Wilna Sue's Story
Wilna Sue Tucker Searcy, 79, left behind a beautiful sunny, blue-sky day on Feb. 26, 2018, as she stepped into the glorious Kingdom of Heaven. Her battle with pneumonia and septic shock left her body tired, but her eyes were open and focused on what lay ahead. She was greeted in Heaven by her son, Thomas David Searcy, her brother, David Harold Tucker, her mom, Nellie Nina Posey Tucker, and her dad, Homer Hearold Tucker, along with a host of aunts, uncles, cousins, and in-laws. Laughter filled the Heavens at her reunion.
Left behind to await a later arrival into the Kingdom were her husband, James Wayne Searcy; her children, James Richard (Diane) Searcy and Anne Searcy-Vaneman; her grandchildren, Erica Leigh Searcy and Donald Wayne Vaneman; her friends and nurses, Brian Rickey Reed and Jennifer Nicole Fitzgerald; along with a host of nieces, nephews, cousins and friends.
Wilna was anything but a "simple" housewife, although that's how she saw herself. She worked to support her husband, Jim, as he worked his way through college and she typed up many an essay, report and paper. She was his sounding board and she grounded him by telling him what ideas were good and not so good. She budgeted and scrimped so the family could afford their first home as the three children grew. In the early days, she wore the same pair of shoes until they fell apart so the family could have new school and work clothes. When she was stricken with Lupus in the '70s, the family moved back to Bessemer, where they built a house beside her parents. Life was slow and sweet, with football games, bare feet and home canned green beans from her parents' garden.
A promise of a better job relocated the family back to Delaware during the '80s, where she continued to support her husband and kids through hardships, homesickness and many a day spent shoveling show. The '90s saw the family move to Raleigh, N.C., for the promotion of a lifetime. Life was slower and warmer with only the occasional ice storm and one nasty hurricane named Fran, that knocked 20 trees onto their house. After digging out from the debris, lupus started taking a toll on her joints. Her hips ached and doctors started talking about hip replacement.
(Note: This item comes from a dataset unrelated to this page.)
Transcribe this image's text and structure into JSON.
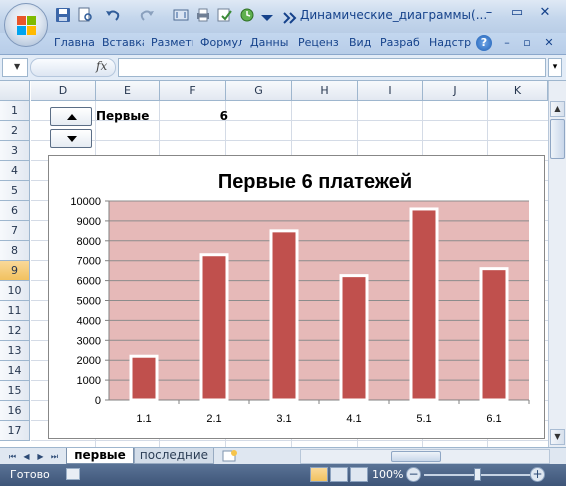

Still, she managed to go with her husband on a trip to Paris where she kept up with all the walking.
Retirement found the family returning to Cullman in 1999. Life was again slow and sweet, but no more canned green beans as her father was no longer around to grow a garden and her mother was slowing down. Wilna helped care for her mother and Aunt Una Mae as best as she could with bad hips and aching shoulders. She finally relented and bought a cane. Not just any old cane, but a black cane with painted flowers. Then she bought a clear lucite cane. Then a red, white and blue striped cane. She rolled with the punches and made the best of it. She helped with design ideas when her husband and son started flipping houses and tried to keep them under budget, but that didn't always work.
2010 brought the devastating loss of her son and she found herself in a wheelchair. Then her mother moved in and her brother passed in 2013. Finally, her mother could not be cared for at home. Wilna visited her mom often until her passing in 2015. Life slowed down again and the family managed Jim's medical problems and eventual heart attack in 2016.
August 2017 was when Wilna fell and broke her arm and hip. They celebrated their 60th wedding anniversary at the nursing home where Wilna went for rehab. Jim went every day and sat beside his little bride and they worked crossword puzzles and sometimes napped together. She came home Dec. 15, 2017, to enjoy Christmas, New Year's and football with everyone. 2018 brought a new year that unfortunately brought a new bout of pneumonia that lead to her new home in Heaven.
Viewing will be from 5 to 8 p.m. Friday, March 2, and from 6 to 8 p.m. for friends, at Moss Service Funeral Home.
The funeral will be held at 2 p.m. Saturday, March 3, at the funeral home, with interment following in the City of Cullman Cemetery, the honorable Brother Ed Hayes officiating.
Published on February 28, 2018